Strolling through either of Sault New England’s retail locations in Boston or Portsmouth, it’s impossible to lose track of which coast you’re on.
The shop’s tastefully aged walls expose a combination of brick, wood and piping that reminds shoppers they’re in a city rich with history and grit. Nautical influences—like the jute rug draped over boardwalk-inspired flooring and the sailing rope strategically positioned around distressed display tables—pay homage to Sault’s coastal surroundings.
Even Philip Saul, the store’s owner and creative director, fits in with the aesthetic. Often enjoying an iced coffee regardless of the season—a badge of honor worn by true New Englanders—he’s usually seen sporting a uniform of cuffed raw denim and a button-down with rolled-up sleeves.
Saul’s love of all things New England permeates throughout his stores and is even more apparent in the clothing and accessories he curates for both locations.
“New England is known for having its own style,” Saul told Rivet. “I try to keep that evolving without pushing seasonal trends too far.”
His selections range from classic jeans and khakis to flannels and madras topped off with baseball caps in an array of muted tones. He prioritizes American-made items and makes sure everything in the store is something his ideal customer—who he identifies as the “cool dad”—would actually buy. Even the surfboard propped up against the store’s back porch was once an object an Instagram user inquired about.
“The overall look of the stores is very important to the customer experience,” he said. “Our stores are a good mix of men’s clothing and accessories with a curated collection of gifts that help complement the clothing.”
Rivet caught up with Saul to discuss Sault New England’s coastal vibe, the customers it attracts and what’s in store for the future.
Rivet: How did you get involved with retail?
Philip Saul: I got my start in retail right out of high school in 1993. My first position was part-time stock and part-time sales. I worked my way up the retail ladder with visual and management positions at Banana Republic and Urban Outfitters before finally opening the Sault New England Boston location in 2011. We opened a second location in the historic town of Portsmouth, N.H., soon after.
Rivet: Describe your store’s style.
PS: Classic, but with a hint of modern. A nod to preppy, but not literal. The ideal Sault customer is the cool dad. He’s aware of trends, but knows what works best for him. He’s comfortable with who he is but doesn’t want to fit into the mold of a follower of fashion.
The stores change up depending on the focus and the season. Spring and summer have a more ocean and nautical vibe, while the fall and holiday collections are more about the woods and feeling cozy with layers and darker colors. We also have a strong presence on Instagram and often mix inspiration photos alongside images of our products.
Rivet: What are some important qualities or traits you look for in the brands you carry?
PS: I always consider who I’m buying for when choosing a brand. I ask myself “where will my customer wear this?” and “will it fit into his day-to-day wardrobe?” I also believe in American-made products and try my best to have our in-house branded products made here in the states.

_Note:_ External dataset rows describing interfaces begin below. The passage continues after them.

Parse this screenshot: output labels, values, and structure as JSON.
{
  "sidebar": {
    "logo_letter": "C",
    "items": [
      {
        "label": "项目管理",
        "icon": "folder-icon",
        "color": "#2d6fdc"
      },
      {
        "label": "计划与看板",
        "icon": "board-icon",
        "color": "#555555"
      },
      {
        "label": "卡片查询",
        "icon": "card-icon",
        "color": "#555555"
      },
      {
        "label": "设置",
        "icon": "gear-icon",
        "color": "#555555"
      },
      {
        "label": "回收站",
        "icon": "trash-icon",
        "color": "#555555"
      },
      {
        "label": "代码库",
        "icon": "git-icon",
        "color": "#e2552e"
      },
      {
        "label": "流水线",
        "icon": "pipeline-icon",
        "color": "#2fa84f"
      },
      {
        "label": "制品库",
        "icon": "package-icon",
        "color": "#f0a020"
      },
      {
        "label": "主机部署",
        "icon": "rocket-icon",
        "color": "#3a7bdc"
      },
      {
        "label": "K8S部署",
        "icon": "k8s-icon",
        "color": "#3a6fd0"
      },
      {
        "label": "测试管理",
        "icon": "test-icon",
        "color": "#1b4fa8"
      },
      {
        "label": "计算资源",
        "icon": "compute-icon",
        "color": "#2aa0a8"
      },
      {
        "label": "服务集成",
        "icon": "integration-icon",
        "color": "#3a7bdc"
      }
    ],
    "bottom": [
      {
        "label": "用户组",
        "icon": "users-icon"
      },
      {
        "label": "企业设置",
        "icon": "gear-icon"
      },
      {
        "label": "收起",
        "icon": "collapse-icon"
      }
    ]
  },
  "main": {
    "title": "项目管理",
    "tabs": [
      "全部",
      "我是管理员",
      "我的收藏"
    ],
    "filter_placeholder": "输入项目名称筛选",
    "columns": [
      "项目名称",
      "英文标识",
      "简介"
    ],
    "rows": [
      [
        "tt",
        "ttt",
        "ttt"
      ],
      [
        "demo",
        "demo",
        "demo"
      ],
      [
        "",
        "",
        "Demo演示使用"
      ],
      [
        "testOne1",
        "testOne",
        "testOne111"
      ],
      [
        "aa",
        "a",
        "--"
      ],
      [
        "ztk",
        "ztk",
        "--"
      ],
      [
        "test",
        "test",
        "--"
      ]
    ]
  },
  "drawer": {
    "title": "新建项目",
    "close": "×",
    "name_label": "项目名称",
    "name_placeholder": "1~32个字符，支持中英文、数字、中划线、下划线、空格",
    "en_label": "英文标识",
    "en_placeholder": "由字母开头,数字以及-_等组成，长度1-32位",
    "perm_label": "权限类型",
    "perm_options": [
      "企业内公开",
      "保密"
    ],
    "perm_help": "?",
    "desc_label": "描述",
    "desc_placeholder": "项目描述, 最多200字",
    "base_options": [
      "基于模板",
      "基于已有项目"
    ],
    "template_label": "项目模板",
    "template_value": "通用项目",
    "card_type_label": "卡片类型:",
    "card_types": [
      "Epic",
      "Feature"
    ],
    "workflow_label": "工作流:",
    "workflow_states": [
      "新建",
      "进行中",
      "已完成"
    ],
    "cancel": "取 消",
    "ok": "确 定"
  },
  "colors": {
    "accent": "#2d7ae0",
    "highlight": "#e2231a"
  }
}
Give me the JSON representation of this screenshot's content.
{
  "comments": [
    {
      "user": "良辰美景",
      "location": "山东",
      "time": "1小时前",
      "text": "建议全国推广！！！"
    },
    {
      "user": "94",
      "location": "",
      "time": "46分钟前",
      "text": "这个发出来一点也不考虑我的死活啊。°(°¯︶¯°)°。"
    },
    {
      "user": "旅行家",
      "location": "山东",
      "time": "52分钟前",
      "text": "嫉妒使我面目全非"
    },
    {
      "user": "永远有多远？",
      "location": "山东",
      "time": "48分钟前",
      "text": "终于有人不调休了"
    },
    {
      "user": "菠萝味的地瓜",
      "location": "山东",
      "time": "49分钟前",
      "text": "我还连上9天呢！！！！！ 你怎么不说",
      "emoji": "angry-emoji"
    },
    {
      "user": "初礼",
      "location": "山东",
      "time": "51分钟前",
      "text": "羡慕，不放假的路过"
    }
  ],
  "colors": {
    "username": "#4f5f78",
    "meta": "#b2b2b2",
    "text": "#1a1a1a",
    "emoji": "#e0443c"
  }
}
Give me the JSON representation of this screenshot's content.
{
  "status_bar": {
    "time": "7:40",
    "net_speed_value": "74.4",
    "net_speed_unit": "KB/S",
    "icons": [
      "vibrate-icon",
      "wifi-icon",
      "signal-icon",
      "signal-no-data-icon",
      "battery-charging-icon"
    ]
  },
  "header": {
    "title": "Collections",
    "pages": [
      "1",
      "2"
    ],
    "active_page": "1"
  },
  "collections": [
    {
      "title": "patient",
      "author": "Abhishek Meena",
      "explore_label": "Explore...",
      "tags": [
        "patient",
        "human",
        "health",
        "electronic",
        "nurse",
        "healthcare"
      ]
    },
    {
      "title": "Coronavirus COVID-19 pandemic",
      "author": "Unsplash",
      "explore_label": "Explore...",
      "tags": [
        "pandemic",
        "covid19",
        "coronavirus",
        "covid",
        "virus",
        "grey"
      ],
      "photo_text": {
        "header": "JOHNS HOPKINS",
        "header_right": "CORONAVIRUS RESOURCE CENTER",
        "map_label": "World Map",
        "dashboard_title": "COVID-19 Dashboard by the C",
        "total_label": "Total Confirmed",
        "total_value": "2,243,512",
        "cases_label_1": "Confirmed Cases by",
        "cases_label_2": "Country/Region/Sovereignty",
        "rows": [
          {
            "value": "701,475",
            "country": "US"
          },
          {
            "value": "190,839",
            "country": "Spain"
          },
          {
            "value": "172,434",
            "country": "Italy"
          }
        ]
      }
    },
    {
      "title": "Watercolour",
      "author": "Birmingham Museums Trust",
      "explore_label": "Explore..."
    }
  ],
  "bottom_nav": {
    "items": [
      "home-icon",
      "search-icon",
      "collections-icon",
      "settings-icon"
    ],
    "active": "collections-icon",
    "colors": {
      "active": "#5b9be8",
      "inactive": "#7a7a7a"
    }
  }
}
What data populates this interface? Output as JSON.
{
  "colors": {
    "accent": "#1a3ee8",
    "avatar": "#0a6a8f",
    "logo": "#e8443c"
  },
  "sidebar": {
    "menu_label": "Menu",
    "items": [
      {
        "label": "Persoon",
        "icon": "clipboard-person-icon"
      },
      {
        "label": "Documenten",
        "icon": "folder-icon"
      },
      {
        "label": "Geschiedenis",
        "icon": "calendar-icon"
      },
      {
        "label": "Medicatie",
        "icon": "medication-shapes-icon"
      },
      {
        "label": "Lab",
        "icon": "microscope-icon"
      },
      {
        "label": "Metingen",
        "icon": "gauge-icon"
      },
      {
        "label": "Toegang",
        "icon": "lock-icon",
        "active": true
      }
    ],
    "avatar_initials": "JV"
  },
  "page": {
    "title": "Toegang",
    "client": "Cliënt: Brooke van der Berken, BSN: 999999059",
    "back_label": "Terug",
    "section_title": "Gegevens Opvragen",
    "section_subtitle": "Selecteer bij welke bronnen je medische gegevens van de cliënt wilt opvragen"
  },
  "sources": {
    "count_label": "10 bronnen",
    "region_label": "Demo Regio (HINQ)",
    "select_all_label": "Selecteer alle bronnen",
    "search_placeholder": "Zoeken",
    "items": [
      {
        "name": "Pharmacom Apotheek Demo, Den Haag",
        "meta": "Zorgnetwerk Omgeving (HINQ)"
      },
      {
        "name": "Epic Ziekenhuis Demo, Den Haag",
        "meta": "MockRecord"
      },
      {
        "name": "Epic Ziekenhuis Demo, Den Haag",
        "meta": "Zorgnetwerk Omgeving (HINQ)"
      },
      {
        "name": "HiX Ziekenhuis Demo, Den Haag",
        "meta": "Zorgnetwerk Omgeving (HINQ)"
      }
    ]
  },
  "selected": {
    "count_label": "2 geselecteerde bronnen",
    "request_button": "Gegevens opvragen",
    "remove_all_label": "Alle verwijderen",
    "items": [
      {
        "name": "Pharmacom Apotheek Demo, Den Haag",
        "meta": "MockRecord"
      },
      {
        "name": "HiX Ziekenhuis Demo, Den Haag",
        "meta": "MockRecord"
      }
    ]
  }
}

Rivet: What’s the status of your denim business?
PS: We currently carry Raleigh Denim and Levi’s. Both brands cover the needs of our customer. There has been less demand for raw denim, but darker denim with a bit of stretch continues to be strong for us.
Rivet: Which styles are performing the best at retail right now?
PS: Since opening eight years ago, we have definitely seen a few shifts in trends. The biggest one was probably going from more formal looks like ties and blazers to something more casual and comfortable. Our customer is looking for options to wear both at the office and at home on the weekends. One trend that I see is both pants and shirts becoming slightly looser and more comfortable. Seeing a guy in skinny pants and a tight shirt just feels dated at this point.
I think it’s about slowly accepting trends into your wardrobe. Maybe it’s an oxford in a larger size; a T-shirt that’s not super fitted. It’s about finding what is right for you and what makes you feel comfortable.
Rivet: What are some trends you’re anticipating to be popular for Spring/Summer 2020?
PS: I’m looking forward to some updated sell-outs for Spring/Summer 2020. Patterns are still big and shirting continues to become less slim and more comfortable. The nod to the ’90s is big, but that’s not a trend we’re buying into. Considering our customers lived through the ’90s, they’re not as willing to revisit the trend.
Rivet: Looking at the state of retail, what is your prediction for 2020?
PS: With all this talk on tariffs and taxing goods made oversees, I really think customers will be blindsided by increased prices. I think this will hit the hardest on fast fashion. I’m nervous about the increases but, as a small business owner, I can explain costs going up and could make small adjustments on buys. Our online sales are healthy and we continue to evolve. It’s a totally different business model than the regular brick-and-mortar stores. It’s not easy to be successful with both, but it’s possible. We are a small team here and we all wear many hats.